Use this URL to cite or link to this record in EThOS:
Title: Modelling sedimentary biogeochemical processes in a high nitrate, UK estuary (the Gt. Ouse) with emphasis on the nitrogen cycle
Author: Kelly-Gerreyn, Boris Adrian
ISNI:       0000 0001 3596 6567
Awarding Body: University of Southampton
Current Institution: University of Southampton
Date of Award: 2003
Availability of Full Text:
Access from EThOS:
Full text unavailable from EThOS. Please try the link below.
Access from Institution:

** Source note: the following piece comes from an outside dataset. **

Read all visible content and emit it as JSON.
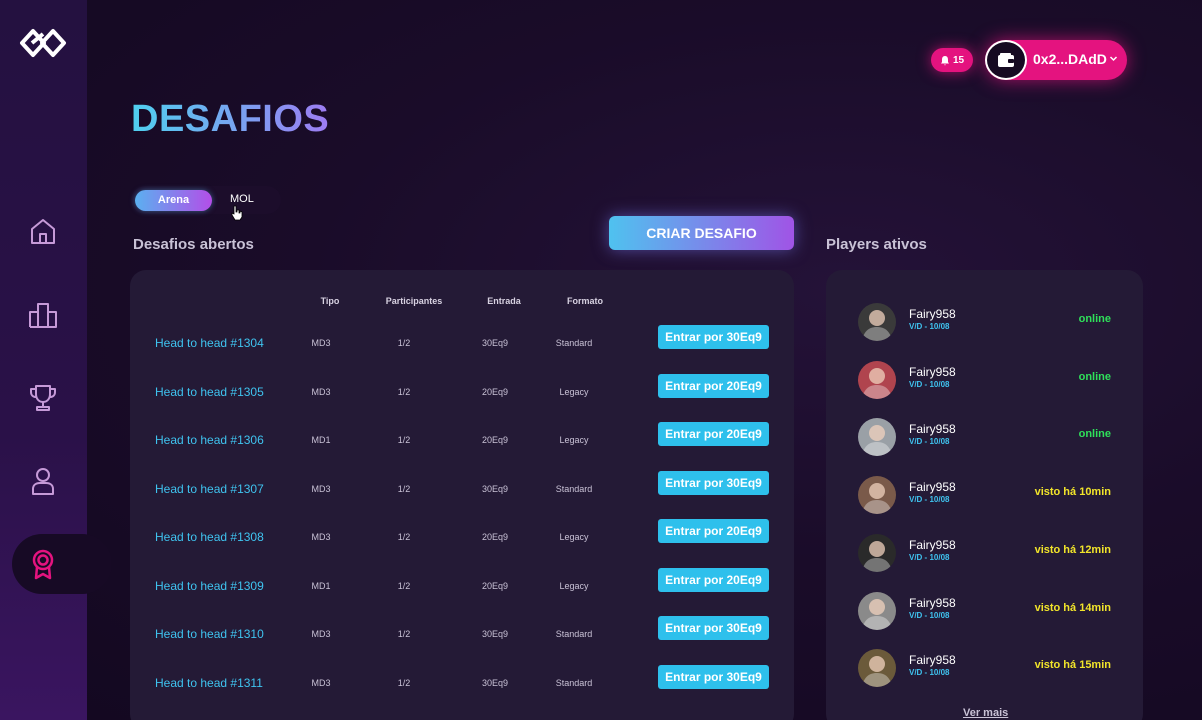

The description, calibration and application of a reaction-diffusion model of early diagenesis is presented. Unlike previous models it has been developed for a temperate latitude estuary (upper and lower Gt. Ouse, UK) impacted by high nitrate concentrations (annual mean 700μM). Five variables, O₂, NO₃⁻, NH₄⁺, SO₄⁻ and S⁻ are modelled from the steady state distributions of bulk total organic carbon (TOC). Different representations of the first order rate constant, k, for TOC mineralisation are tested. Use of separate k values for individual mineralisation pathways is the only way to reproduce the data but at the cost of 1) increasing the degrees of freedom in the model and 2) conceptual simplicity. This casts doubt over the universal applicability of diagenetic models in high NO3' environments. Underestimation of the observed ammonium fluxes leads to the inclusion of dissimilatory nitrate reduction to ammonium (DNRA) into a diagenetic model for the first time. Use of an empirical temperature function successfully simulates rates of denitrification and DNRA. It is concluded that temperature is an important control in partitioning nitrate reduction into DNRA and denitrification in the Gt. Ouse sediments. This temperature effect implies that during an extended warm summer in temperate estuaries receiving high nitrate inputs, nitrate reduction may contribute to, rather than counteract a eutrophication event. A literature review showing that DNRA can account for up to 100% of the nitrate reduction in different locations around the world, means that diagenetic models of the nitrogen cycle in coastal areas should include DNRA. A parameter sensitivity analysis (PSA) reveals a highly non linear model response to parameter changes of ± 50%. The variability in model response among the sites in the Gt. Ouse highlights the importance of accounting for differences in 1) the relative contributions of oxic, suboxic and anoxic mineralization to total organic carbon mineralization; 2) rates of oxygen consumption and 3) oxygen penetration depths. Organic carbon mineralization rates are most sensitive to porosity and diffusion related parameters and to literature ranges of half saturation constants which influence the rate of sulphate reduction. Variations in these parameters suggest that it is unwise to consider parameters as constant in space highlighting a possible barrier to the development of a universally robust model. The response of the model to changes in the thickness of the diffusive boundary layer (DBL, 0.0001-0.1 cm) is examined. Neglecting the presence of the DBL in core incubations may result in erroneous measurements of solute fluxes: higher oxygen (13-63%) and ammonium (13-40%) fluxes and lower nitrate (5-20%) and sulphate (20-980%) fluxes than might be occurring in situ. Thicker DDLs decrease organic carbon degradation rates (8-42%) implicating the DBL as a factor in organic carbon preservation. This contrasts with previous findings based on assumptions about oxygen consumption which do not apply in the Gt. Ouse sediments. The model is used to investigate the variability in the observed intra-annual changes in solute fluxes across the sediment-water interface (SWI). Variations in temperature and overlying concentrations of nitrate, ammonium and sulphate are insufficient to explain the measured variability. This casts doubt on a data-based assumption that concentrations of organic carbon were in steady state at all sites. It is concluded that organic carbon should be dynamically modeled in these sediments. Higher measured than predicted fluxes of oxygen and nitrate across the SWI, indicate the presence of porewater advection or enhanced transport by turbulent diffusion induced by the stirring rates in the core incubations. Inclusion of such transport processes is a recommended area for future work.
Supervisor: Not available Sponsor: Not available
Qualification Name: Thesis (Ph.D.) Qualification Level: Doctoral
EThOS ID:  DOI: Not available
Keywords: Oceanography